### Exercise goal
Repeat the entries shown below with every word and mark intact.

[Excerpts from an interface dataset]
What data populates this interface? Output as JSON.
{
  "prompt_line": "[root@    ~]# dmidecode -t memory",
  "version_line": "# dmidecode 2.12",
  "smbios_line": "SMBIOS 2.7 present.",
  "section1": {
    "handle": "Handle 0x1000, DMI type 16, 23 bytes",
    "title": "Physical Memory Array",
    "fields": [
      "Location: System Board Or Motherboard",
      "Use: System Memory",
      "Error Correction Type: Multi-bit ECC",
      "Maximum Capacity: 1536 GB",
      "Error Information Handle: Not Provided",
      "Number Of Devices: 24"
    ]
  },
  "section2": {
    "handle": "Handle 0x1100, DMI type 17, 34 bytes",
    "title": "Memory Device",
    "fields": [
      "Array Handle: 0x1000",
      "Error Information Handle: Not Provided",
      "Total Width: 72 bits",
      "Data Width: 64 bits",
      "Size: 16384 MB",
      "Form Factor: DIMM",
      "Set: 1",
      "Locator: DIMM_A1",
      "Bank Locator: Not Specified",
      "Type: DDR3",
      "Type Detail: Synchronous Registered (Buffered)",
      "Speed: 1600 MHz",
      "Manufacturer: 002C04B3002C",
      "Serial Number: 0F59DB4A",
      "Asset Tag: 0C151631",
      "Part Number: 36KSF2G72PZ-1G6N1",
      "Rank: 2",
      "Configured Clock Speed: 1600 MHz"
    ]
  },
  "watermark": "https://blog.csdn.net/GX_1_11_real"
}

### Result
What data populates this interface? Output as JSON.
{
  "prompt_line": "[root@    ~]# dmidecode -t memory",
  "version_line": "# dmidecode 2.12",
  "smbios_line": "SMBIOS 2.7 present.",
  "section1": {
    "handle": "Handle 0x1000, DMI type 16, 23 bytes",
    "title": "Physical Memory Array",
    "fields": [
      "Location: System Board Or Motherboard",
      "Use: System Memory",
      "Error Correction Type: Multi-bit ECC",
      "Maximum Capacity: 1536 GB",
      "Error Information Handle: Not Provided",
      "Number Of Devices: 24"
    ]
  },
  "section2": {
    "handle": "Handle 0x1100, DMI type 17, 34 bytes",
    "title": "Memory Device",
    "fields": [
      "Array Handle: 0x1000",
      "Error Information Handle: Not Provided",
      "Total Width: 72 bits",
      "Data Width: 64 bits",
      "Size: 16384 MB",
      "Form Factor: DIMM",
      "Set: 1",
      "Locator: DIMM_A1",
      "Bank Locator: Not Specified",
      "Type: DDR3",
      "Type Detail: Synchronous Registered (Buffered)",
      "Speed: 1600 MHz",
      "Manufacturer: 002C04B3002C",
      "Serial Number: 0F59DB4A",
      "Asset Tag: 0C151631",
      "Part Number: 36KSF2G72PZ-1G6N1",
      "Rank: 2",
      "Configured Clock Speed: 1600 MHz"
    ]
  },
  "watermark": "https://blog.csdn.net/GX_1_11_real"
}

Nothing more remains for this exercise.